By Bibek Das
The Federal Fair Debt Collection Practices Act (“FDCPA”) contains several provisions that regulate how debt collectors collect debts from consumers. Under one provision, the FDCPA sets forth the steps a debt collector must take when making initial contact with a consumer (also known as a debtor). The debt collector must give the consumer certain information concerning the debt, in writing (“notice”), as part of the initial communication with the consumer. The debt collector must also send this notice within five days after an initial communication if that initial communication is done orally, such as a phone call.

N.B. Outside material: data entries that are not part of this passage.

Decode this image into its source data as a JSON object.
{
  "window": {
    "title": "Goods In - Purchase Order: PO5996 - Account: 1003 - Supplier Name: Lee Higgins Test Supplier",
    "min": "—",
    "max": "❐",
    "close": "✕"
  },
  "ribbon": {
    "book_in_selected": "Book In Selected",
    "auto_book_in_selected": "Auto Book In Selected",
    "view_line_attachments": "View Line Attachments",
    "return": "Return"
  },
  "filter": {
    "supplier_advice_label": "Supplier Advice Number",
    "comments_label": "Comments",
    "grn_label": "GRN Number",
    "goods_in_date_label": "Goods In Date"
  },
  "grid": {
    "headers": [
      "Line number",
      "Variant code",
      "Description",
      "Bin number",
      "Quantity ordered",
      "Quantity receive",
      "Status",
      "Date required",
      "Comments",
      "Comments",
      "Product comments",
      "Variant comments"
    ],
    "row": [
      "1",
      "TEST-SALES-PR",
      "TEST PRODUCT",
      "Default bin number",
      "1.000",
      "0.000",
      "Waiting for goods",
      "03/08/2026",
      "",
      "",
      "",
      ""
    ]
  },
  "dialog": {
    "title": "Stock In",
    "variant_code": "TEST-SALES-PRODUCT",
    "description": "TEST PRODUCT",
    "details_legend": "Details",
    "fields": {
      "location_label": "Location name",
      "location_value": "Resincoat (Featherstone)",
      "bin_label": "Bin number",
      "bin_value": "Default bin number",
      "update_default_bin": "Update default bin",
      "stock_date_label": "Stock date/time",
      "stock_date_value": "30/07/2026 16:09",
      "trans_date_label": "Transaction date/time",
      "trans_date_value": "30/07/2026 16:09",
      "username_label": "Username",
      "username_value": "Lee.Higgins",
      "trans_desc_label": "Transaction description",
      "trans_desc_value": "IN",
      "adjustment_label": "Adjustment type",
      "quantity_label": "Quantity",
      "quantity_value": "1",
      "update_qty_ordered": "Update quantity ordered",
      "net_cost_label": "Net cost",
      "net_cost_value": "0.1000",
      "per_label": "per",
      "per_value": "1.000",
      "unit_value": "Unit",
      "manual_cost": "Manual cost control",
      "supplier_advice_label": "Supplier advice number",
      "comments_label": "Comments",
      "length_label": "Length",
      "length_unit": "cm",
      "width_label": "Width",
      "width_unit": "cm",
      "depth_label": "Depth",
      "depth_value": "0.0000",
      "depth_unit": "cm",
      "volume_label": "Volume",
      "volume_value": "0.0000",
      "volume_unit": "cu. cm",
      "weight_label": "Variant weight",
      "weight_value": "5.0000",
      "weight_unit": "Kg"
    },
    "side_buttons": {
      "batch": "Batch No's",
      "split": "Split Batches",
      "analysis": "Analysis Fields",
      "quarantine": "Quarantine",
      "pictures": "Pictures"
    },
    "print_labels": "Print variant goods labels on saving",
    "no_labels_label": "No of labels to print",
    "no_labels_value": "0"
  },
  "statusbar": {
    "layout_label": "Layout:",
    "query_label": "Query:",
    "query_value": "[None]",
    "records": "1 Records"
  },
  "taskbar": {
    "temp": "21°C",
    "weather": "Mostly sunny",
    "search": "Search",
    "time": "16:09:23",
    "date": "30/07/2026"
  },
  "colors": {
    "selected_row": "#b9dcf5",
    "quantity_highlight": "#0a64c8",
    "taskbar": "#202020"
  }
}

This notice must state the following: (1) the amount of the debt; (2) the name of the creditor for whom the consumer owes the debt; (3) that the debt collector will assume the debt is valid unless the consumer, within 30 days of receipt of the notice, disputes the validity of the debt; (4) that if the consumer claims in writing within the 30 days that the debt is disputed, the debt collector will obtain verification of the debt or a copy of a judgment and mail a copy to the consumer; and (5) that, upon written request within the 30 day period, the debt collector will provide the name and address of the original creditor, if different from the current creditor. If the debt collector fails to adhere to these provisions of the FDCPA regarding the initial contact with a consumer, the consumer could have a basis for legal cause of action against the debt collector.
There are many different reasons for filing a lawsuit under the FDCPA and its state law counterparts. If you believe your rights may have been violated under, we recommend contacting an attorney to discuss your case and possible legal options. This article is intended for informational purposes only and should not to be construed as providing legal advice. Again, if you believe you have been injured under the FDCPA, we highly recommend that you contact an attorney for further information and legal advice.